DS has received lectures fees, support for conference attendance, advisory board fees and research grants from a range of pharmaceutical companies including GSK, Chiesi Pharmaceuticals, AstraZeneca, CIPLA, Novartis. Forest, MSD, Boehringer and Allmiral
LE and RT are employees of GSK
SR has consulted or participated in advisory boards for: Able Associates, Adelphia Research, Almirall/Prescott, APT Pharma/Britnall, Aradigm, AstraZeneca, Boehringer Ingelheim, Chiesi, CommonHealth, Consult Complete, COPDForum, DataMonitor, Decision Resources, Defined Health, Dey, Dunn Group, Eaton Associates, Equinox, Gerson, GlaxoSmithKline, Infomed, KOL Connection, M. Pankove, MedaCorp, MDRx Financial, Mpex, Novartis, Nycomed, Oriel Therapeutics, Otsuka, Pennside Partners, Pfizer (Varenicline), PharmaVentures, Pharmaxis, Price Waterhouse, Propagate, Pulmatrix, Reckner Associates, Recruiting Resources, Roche, Schlesinger Medical, Scimed, Sudler and Hennessey, TargeGen, Theravance, UBC, Uptake Medical, VantagePoint Management. SR has given lectures for: American Thoracic Society, AstraZeneca, Boehringer Ingelheim, California Allergy Society, Creative Educational Concept, France Foundation, Information TV, Network for Continuing Ed, Novartis, Pfizer, SOMA. SR has received industry-sponsored grants from: AstraZeneca, Biomarck, Centocor, Mpex, Nabi, Novartis, Otsuka.
DS was involved in study design and data interpretation, and drafted the manuscript. LE was the lead for statistical analysis. RT was involved in study design and data interpretation. SR was involved in study design and data interpretation
All authors have read and approved the final manuscript.
About this article
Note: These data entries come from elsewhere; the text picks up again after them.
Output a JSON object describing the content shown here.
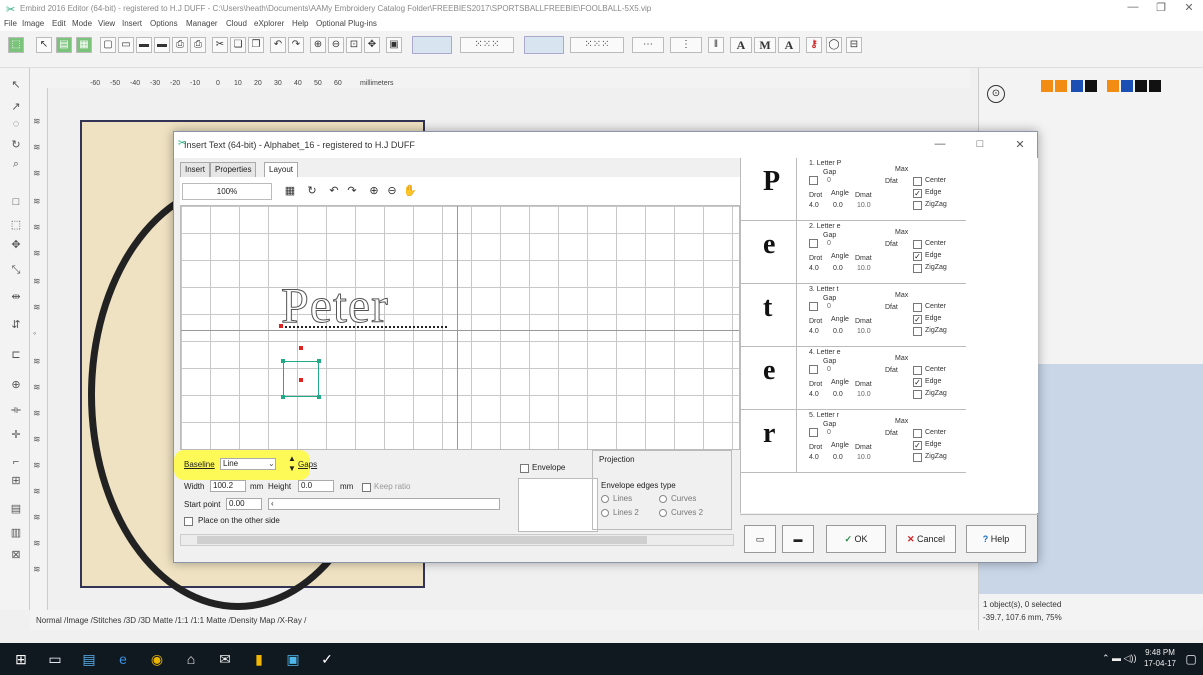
{
  "app": {
    "title": "Embird 2016 Editor (64-bit) - registered to H.J DUFF - C:\\Users\\heath\\Documents\\AAMy Embroidery Catalog Folder\\FREEBIES2017\\SPORTSBALLFREEBIE\\FOOLBALL-5X5.vip",
    "menu": [
      "File",
      "Image",
      "Edit",
      "Mode",
      "View",
      "Insert",
      "Options",
      "Manager",
      "Cloud",
      "eXplorer",
      "Help",
      "Optional Plug-ins"
    ]
  },
  "ruler": {
    "ticks": [
      "-60",
      "-50",
      "-40",
      "-30",
      "-20",
      "-10",
      "0",
      "10",
      "20",
      "30",
      "40",
      "50",
      "60"
    ],
    "unit": "millimeters"
  },
  "view_tabs": "Normal /Image /Stitches /3D /3D Matte /1:1 /1:1 Matte /Density Map /X-Ray /",
  "status": {
    "selection": "1 object(s), 0 selected",
    "coords": "-39.7, 107.6 mm, 75%"
  },
  "taskbar": {
    "time": "9:48 PM",
    "date": "17-04-17"
  },
  "dialog": {
    "title": "Insert Text (64-bit) - Alphabet_16 - registered to H.J DUFF",
    "tabs": [
      "Insert",
      "Properties",
      "Layout"
    ],
    "zoom": "100%",
    "preview_text": "Peter",
    "settings": {
      "baseline_label": "Baseline",
      "baseline_value": "Line",
      "gaps_label": "Gaps",
      "width_label": "Width",
      "width_value": "100.2",
      "width_unit": "mm",
      "height_label": "Height",
      "height_value": "0.0",
      "height_unit": "mm",
      "keep_ratio_label": "Keep ratio",
      "start_point_label": "Start point",
      "start_point_value": "0.00",
      "place_other_side_label": "Place on the other side",
      "envelope_label": "Envelope",
      "projection_label": "Projection",
      "envelope_edges_label": "Envelope edges type",
      "edge_options": [
        "Lines",
        "Curves",
        "Lines 2",
        "Curves 2"
      ]
    },
    "letters": [
      {
        "header": "1. Letter P",
        "glyph": "P"
      },
      {
        "header": "2. Letter e",
        "glyph": "e"
      },
      {
        "header": "3. Letter t",
        "glyph": "t"
      },
      {
        "header": "4. Letter e",
        "glyph": "e"
      },
      {
        "header": "5. Letter r",
        "glyph": "r"
      }
    ],
    "letter_fields": {
      "gap": "Gap",
      "gap_value": "0",
      "drot": "Drot",
      "drot_value": "4.0",
      "angle": "Angle",
      "angle_value": "0.0",
      "dmat": "Dmat",
      "dmat_value": "10.0",
      "max": "Max",
      "dfat": "Dfat",
      "center": "Center",
      "edge": "Edge",
      "zigzag": "ZigZag"
    },
    "buttons": {
      "ok": "OK",
      "cancel": "Cancel",
      "help": "Help"
    }
  },
  "colors": {
    "accent": "#2a8a4a",
    "highlight": "#fffa3c",
    "hoop_fill": "#efe2c2"
  }
}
- Chronic Obstructive Pulmonary Disease
- Chronic Obstructive Pulmonary Disease Patient
- Airway Inflammation
- Exacerbation Rate
- Sputum Induction